Predetermined overhead rate is a key concept in accounting used to calculate the cost of production. It’s a way to determine the amount of overhead, or indirect costs, associated with producing an item. This method can be useful for businesses that need to accurately price their products and services. In this article, we will cover what predetermined overhead rate is, why it’s important for businesses, and how it can be calculated. We’ll also look at some examples of its use in production pricing.
What is Predetermined Overhead Rate?
As its name suggests, a predetermined overhead rate is an estimate of the overhead costs that will be incurred by a company during a specific period of time. This rate is used to allocate these costs to the various products and services that the company produces. The goal is to have a more accurate understanding of the true cost of each product or service.
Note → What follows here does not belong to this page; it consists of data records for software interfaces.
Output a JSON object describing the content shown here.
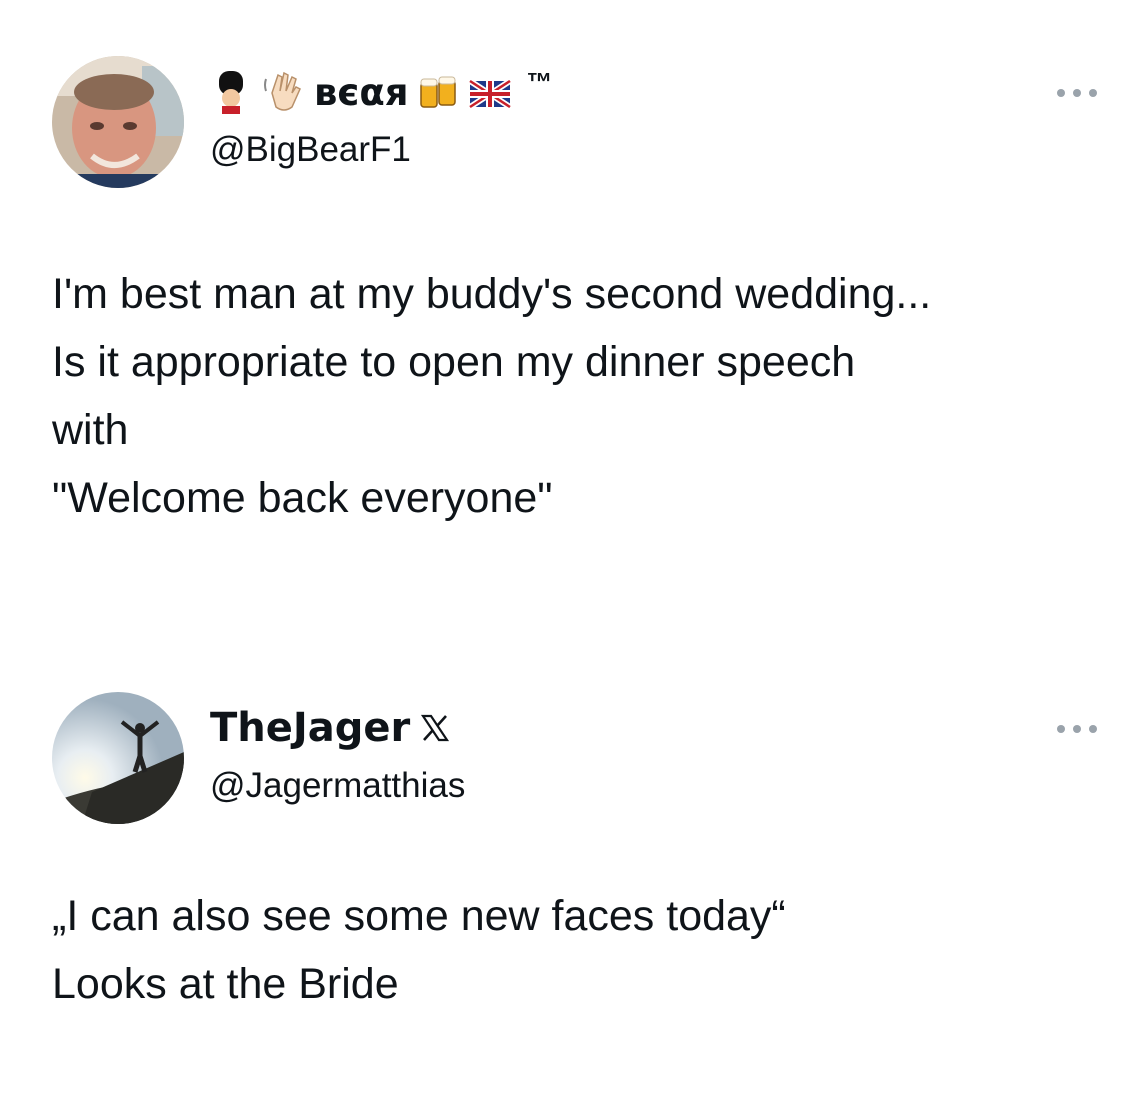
{
  "tweets": [
    {
      "display_name": "вєαя",
      "name_suffix": "™",
      "handle": "@BigBearF1",
      "body_lines": [
        "I'm best man at my buddy's second wedding...",
        "Is it appropriate to open my dinner speech",
        "with",
        "\"Welcome back everyone\""
      ],
      "name_icons": [
        "guard-emoji-icon",
        "waving-hand-emoji-icon",
        "beer-mugs-emoji-icon",
        "uk-flag-emoji-icon"
      ]
    },
    {
      "display_name": "TheJager",
      "handle": "@Jagermatthias",
      "body_lines": [
        "„I can also see some new faces today“",
        "Looks at the Bride"
      ],
      "name_icons": [
        "x-logo-icon"
      ]
    }
  ],
  "colors": {
    "text": "#0f1419",
    "more_dots": "#9aa3ab",
    "background": "#ffffff"
  }
}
There are a number of factors that go into calculating a predetermined overhead rate. These include the estimated amount of overhead costs for the period, as well as an estimation of the amount of production during that same period. This information is then used to calculate an overhead rate per unit of production.
Once calculated, this rate can be applied to future periods in order to predict and better understand the financial impact of overhead costs. It can also be used retroactively, to help assess the cost effectiveness of past productions. In either case, having a clear understanding of your company’s predetermined overhead rate can be helpful in making key decisions about pricing, production levels, and more.
How to Calculate Predetermined Overhead Rate?
To calculate your predetermined overhead rate, you’ll need to know three things: your estimated annual overhead costs, your expected production volume for the year, and your desired profit margin.
Once you have these numbers, you can use the following formula:
Predetermined Overhead Rate = Estimated Annual Overhead Costs / (Expected Production Volume * Desired Profit Margin)
For example, let’s say your estimated annual overhead costs are $100,000, your expected production volume for the year is 10,000 units, and your desired profit margin is 10%. In this case, your predetermined overhead rate would be $10 per unit. ($100,000 / (10,000 * 10%))
Keep in mind that your predetermined overhead rate is just an estimate – it’s not set in stone. As your business grows and changes, you may need to adjust your rate accordingly.
Advantages of Predetermined Overhead Rate
There are several advantages to using a predetermined overhead rate rather than actual overhead costs when assigning costs to products or services. First, it is more accurate than using a company-wide overhead percentage because it takes into account the specific types of overhead costs associated with the production process. Second, it is less likely to under- or over-recover fixed costs, which can lead to distorted product prices. Finally, using a predetermined overhead rate simplifies the allocation of overhead costs and makes budgeting and forecasting easier.
Disadvantages of Predetermined Overhead Rate
There are a few disadvantages of predetermined overhead rates to be aware of. First, these rates can be complex to calculate, which can lead to errors. Second, if the underlying assumptions change (e.g., the expected level of activity), the rates will no longer be accurate and will need to be recalculated. Finally, predetermined overhead rates can be difficult to update on a regular basis, which can lead to outdated information being used in decision-making.
Predetermined overhead rate can be a useful tool for businesses that need to accurately budget their production costs. It involves estimating the total cost of producing goods and services, then dividing it by either direct labor hours or machine hours used in production. Knowing your predetermined overhead rate helps you plan and control future expenditures effectively, improving efficiency and profitability for your business. With this information in mind, it pays to take some time to calculate your own predetermined overhead rate so that you can manage expenses with confidence.